*WHAT THE TASK ASKS*
The lines below that include the word "Withdrawal" are to be reported.

*RECORDS SHOWN*

BEGIN

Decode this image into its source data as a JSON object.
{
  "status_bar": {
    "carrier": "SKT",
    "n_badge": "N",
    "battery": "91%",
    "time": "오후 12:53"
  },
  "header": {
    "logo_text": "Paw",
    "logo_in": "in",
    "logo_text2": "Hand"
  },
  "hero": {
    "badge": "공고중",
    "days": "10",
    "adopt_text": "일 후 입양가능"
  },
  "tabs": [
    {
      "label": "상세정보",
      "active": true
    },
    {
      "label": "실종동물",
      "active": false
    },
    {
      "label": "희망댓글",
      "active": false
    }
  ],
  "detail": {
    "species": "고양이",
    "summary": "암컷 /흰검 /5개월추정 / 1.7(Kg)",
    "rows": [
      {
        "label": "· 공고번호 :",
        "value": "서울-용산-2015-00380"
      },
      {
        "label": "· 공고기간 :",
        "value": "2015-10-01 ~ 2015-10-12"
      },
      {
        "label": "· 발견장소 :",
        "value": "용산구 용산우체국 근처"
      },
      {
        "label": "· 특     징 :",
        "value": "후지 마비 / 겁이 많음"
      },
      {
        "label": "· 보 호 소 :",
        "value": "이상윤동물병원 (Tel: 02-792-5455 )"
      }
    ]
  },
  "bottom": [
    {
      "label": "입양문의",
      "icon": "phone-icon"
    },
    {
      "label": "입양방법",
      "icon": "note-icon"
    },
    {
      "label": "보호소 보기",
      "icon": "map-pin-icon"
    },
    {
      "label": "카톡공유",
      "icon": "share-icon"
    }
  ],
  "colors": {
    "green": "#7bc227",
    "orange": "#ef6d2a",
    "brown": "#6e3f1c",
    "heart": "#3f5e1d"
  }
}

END
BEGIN

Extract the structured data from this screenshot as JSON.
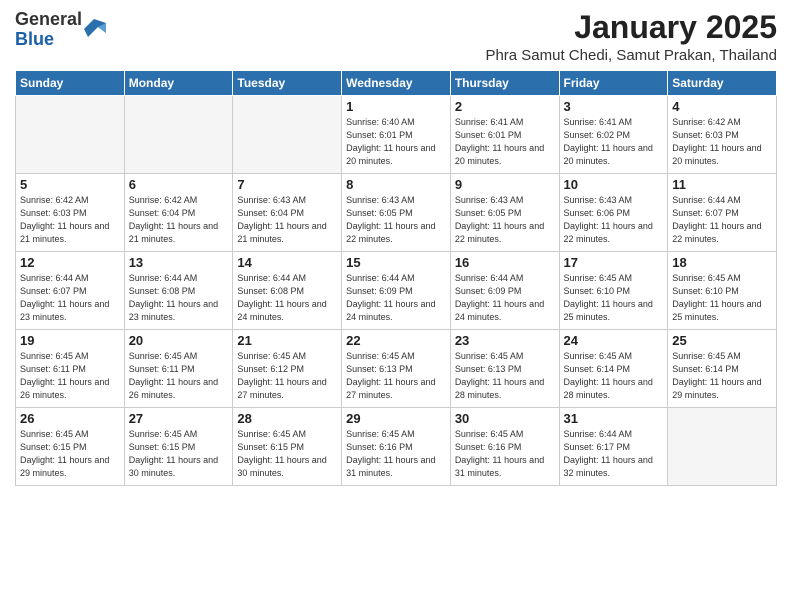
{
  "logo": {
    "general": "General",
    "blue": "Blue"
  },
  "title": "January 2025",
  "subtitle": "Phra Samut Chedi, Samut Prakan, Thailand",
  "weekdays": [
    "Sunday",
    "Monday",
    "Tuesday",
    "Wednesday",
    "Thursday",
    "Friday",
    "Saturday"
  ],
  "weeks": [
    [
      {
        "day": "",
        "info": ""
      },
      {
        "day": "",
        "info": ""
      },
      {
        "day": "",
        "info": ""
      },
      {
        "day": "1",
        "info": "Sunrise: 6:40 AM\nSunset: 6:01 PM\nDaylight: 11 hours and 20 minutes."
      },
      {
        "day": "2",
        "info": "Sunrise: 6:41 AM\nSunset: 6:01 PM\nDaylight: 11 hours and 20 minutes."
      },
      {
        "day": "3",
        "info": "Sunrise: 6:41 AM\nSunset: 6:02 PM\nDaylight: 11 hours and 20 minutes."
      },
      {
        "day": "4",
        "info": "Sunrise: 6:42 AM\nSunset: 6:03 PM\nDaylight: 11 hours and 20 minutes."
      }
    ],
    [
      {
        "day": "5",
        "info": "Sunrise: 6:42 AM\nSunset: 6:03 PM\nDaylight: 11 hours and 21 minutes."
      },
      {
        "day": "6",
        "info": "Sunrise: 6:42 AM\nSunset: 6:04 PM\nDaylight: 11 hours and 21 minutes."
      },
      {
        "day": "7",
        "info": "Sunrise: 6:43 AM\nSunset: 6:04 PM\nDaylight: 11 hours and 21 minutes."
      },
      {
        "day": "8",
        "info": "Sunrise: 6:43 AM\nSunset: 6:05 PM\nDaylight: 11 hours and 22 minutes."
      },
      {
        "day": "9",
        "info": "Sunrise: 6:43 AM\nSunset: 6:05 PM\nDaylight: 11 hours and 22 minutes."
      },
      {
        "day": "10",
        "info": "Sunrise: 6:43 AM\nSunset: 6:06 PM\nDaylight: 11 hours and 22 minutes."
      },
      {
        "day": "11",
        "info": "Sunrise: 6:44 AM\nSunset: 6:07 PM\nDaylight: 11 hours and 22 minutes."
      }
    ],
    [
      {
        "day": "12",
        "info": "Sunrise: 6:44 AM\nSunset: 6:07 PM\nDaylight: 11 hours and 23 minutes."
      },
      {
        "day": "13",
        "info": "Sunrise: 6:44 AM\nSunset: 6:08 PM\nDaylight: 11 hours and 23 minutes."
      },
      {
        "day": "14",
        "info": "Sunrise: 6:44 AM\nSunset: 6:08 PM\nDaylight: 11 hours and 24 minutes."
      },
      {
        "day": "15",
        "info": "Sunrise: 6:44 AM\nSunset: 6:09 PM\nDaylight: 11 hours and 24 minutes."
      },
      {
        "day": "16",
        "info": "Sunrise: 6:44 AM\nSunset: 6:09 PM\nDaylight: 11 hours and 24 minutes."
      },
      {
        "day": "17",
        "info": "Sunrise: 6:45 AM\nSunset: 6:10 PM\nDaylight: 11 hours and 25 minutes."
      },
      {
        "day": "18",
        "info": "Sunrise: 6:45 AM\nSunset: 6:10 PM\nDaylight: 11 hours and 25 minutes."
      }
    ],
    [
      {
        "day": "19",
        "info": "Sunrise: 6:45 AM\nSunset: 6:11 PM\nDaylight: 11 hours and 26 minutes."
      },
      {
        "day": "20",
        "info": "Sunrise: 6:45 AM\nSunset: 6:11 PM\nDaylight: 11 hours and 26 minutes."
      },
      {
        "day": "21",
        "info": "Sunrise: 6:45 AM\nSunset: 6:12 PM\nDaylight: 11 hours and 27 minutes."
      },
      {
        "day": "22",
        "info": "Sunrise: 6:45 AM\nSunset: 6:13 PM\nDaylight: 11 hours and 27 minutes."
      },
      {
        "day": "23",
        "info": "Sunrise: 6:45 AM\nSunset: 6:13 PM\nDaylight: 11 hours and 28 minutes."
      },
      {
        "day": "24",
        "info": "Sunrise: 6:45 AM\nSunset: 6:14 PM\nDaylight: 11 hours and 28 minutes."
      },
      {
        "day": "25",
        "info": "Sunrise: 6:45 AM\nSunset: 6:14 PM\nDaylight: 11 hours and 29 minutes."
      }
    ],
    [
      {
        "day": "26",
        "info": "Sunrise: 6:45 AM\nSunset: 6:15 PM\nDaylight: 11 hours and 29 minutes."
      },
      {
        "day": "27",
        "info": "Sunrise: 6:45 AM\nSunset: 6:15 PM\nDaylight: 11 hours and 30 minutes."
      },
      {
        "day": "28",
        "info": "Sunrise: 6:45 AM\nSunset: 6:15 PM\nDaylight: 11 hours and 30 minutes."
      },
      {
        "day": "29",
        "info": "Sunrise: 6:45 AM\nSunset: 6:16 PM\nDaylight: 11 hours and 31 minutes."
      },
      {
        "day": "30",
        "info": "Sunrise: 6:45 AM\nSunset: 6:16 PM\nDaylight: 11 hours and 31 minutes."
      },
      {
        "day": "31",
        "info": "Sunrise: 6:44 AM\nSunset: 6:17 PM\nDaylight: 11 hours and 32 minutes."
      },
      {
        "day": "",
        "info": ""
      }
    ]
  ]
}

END
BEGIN

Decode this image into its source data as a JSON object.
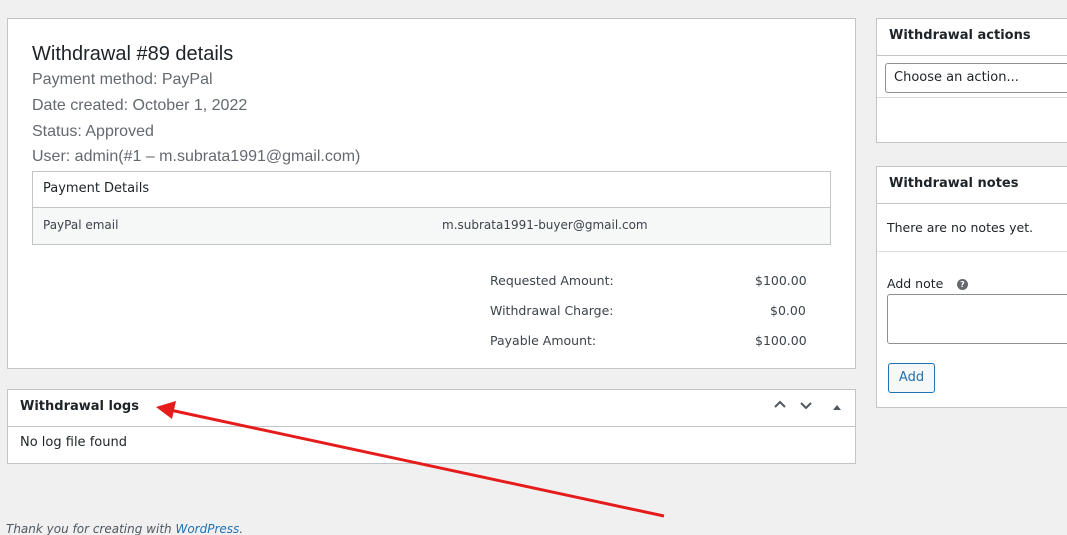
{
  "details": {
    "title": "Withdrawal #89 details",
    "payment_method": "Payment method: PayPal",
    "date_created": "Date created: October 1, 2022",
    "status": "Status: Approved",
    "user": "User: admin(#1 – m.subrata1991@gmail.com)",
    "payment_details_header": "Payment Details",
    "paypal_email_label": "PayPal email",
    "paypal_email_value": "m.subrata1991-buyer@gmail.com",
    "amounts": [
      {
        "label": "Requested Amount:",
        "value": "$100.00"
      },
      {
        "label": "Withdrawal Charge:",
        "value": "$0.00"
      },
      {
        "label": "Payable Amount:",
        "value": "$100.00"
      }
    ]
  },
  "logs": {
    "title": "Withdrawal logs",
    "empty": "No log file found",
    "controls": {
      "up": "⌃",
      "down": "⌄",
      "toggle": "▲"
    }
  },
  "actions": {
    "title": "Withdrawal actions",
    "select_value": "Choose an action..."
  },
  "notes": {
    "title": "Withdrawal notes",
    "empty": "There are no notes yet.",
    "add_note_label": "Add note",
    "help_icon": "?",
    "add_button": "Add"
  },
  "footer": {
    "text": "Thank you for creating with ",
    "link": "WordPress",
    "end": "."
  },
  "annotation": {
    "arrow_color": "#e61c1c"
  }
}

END

*SOLUTION*
    "title": "Withdrawal #89 details",
        "label": "Withdrawal Charge:",
    "title": "Withdrawal logs",
    "title": "Withdrawal actions",
    "title": "Withdrawal notes",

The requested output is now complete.